Science | December 31, 2021 6:00 am

Two Starlink Satellites Almost Struck China’s Space Station This Year

Is Earth's orbit getting too crowded?

Space station
A model of China's Tiangong space station is seen at the Apsara Conference.
STR/AFP via Getty Images

Earlier this year, the core module of China’s Tiangong Space Station arrived in orbit. The space station is currently under construction, which is scheduled to be completed in the second half of last year. When it comes to building things in space, there are always variables to contend with — but in the case of this particular space station, there also appear to be external issues that few could have foreseen. And by “external issues,” we mean “satellites that almost collided with Tiangong,” which sounds like an alarming situation for all involved.

As CNET reports, the Chinese government recently raised the issue with the United Nations. The satellites that nearly struck the space station — once in July and once in October — were a part of SpaceX’s Starlink program.

The Chinese government’s description of what took place in October is especially alarming. “To ensure the safety and lives of in-orbit astronauts, the China Space Station performed an evasive maneuver again on the same day to avoid a potential collision between the two spacecraft,” the letter noted.

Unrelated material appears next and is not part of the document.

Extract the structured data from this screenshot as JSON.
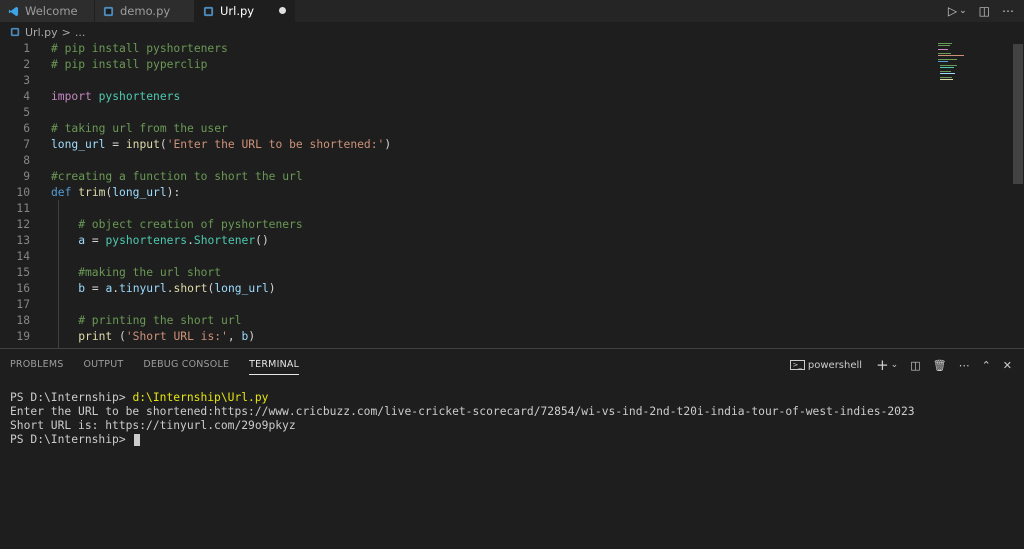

The Starlink program is intended to make high-speed internet service more widely available around the world. It’s been highly anticipated by many observers — though the near-collisions with the space station demonstrate a worrying side effecting of having so many satellites in space. As CNET reports, SpaceX currently has 1,900 satellites in orbit, but its license is for over six times that amount.